Aspect-oriented requirements engineering (AORE) is a new methodology that can help us improve the analysis, structure, and cost of development of software requirements. AORE does not replace but rather complements any of the existing requirements methodologies. This two-part paper explains to software practitioners the AORE concept, illustrates how it can be applied on software projects, and discusses the benefits of AORE. Part I focuses on the AORE analysis techniques.
Writing requirements purely top-down or only bottom-up is risky to say the least. The devil's in the details, and those details are likely to be missed when working from a single direction. What if you could tackle your requirements from both directions by incorporating use cases and user centered design? Learn how balancing your approach to writing requirements can result in more detailed, pragmatic documentation.
Trying to communicate with businesspeople about requirements can make you feel like you're from another planet. Using concrete examples expressed as storytests to drive the development of a system can help bring you back into the same orbit. Discover ways to introduce this process on your next project.
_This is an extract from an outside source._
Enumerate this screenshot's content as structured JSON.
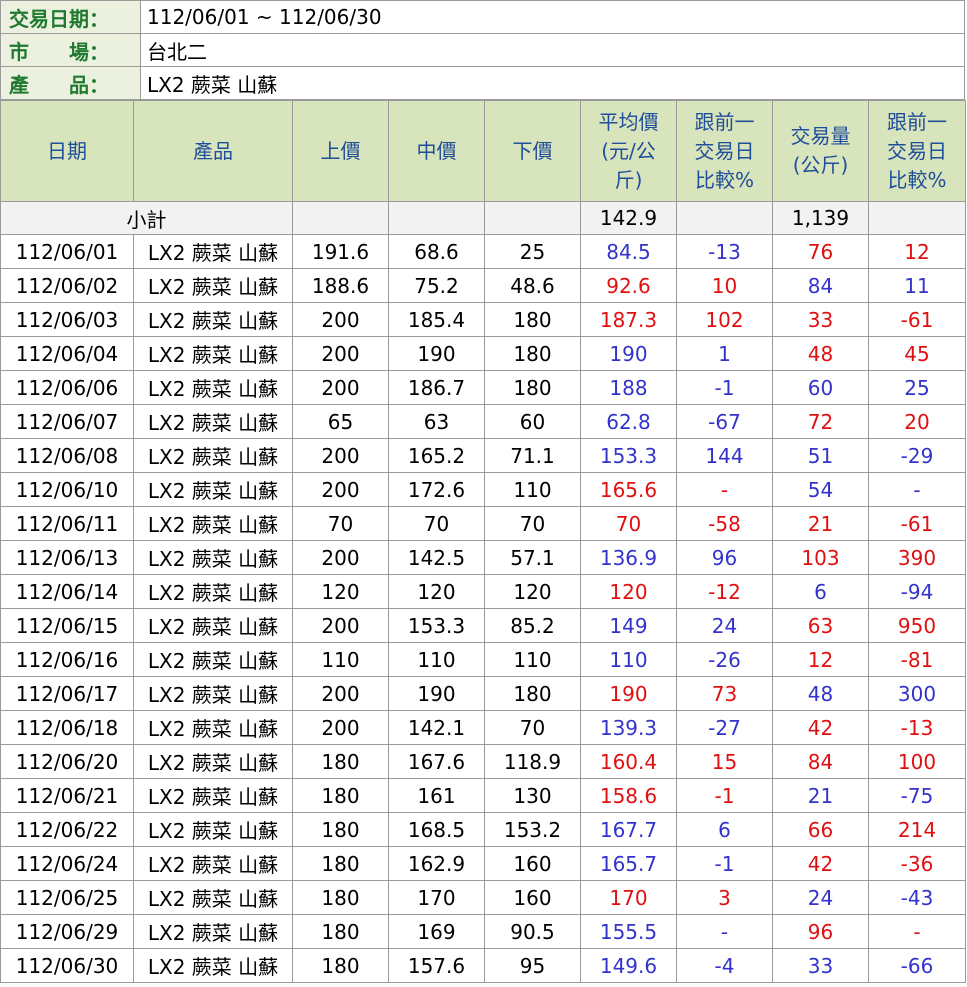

One school of thought says each should do what he's best at and no more. But one company has graduated to a new way of life. Instead of isolating testers and business analysts, the two teams are melded into one—resulting in a more robust product created in less time at a reduced cost. Could this hybrid approach work for you?
Fashioning a new requirements method is an almost impossible task, given budget and time constraints. But that doesn't mean you have to be stuck with an ill-fitting process. Learn about seven alterations that almost any organization can make.
This application tool allows non-programmers to produce working prototypes of Windows, or Web-based, database-driven applications. Read on to find out how this new tool makes protoyping a viable part of the IT software development process.
Chances are you won't be able to deliver on everything your customer wants. Asking good questions at the beginning of a project can help you determine where your customer wants to go. Although you may not be able to give them everything they want, if you are able to deliver the top ten things on a list of fifty items you've still delivered value. Keeping the lines of communication open is essential to helping you achieve your project goal.
Translating customer requests into software requires exploration, learning, and discovery. As such, this Reference Point lists resources you can use to learn more about requirements exploration and modeling. Ellen Gottesdiener—a recognized authority on software requirements—provides her top recommendations for books, journals, and online resources on the subject.
If you buy a hammer, you are not considered a master carpenter automatically. The same holds true for tool knowledge alone solving requirements problems. Kelley Schmidt shares the biggest lesson she learned on a project: commercial process and tools alone cannot lead to project success.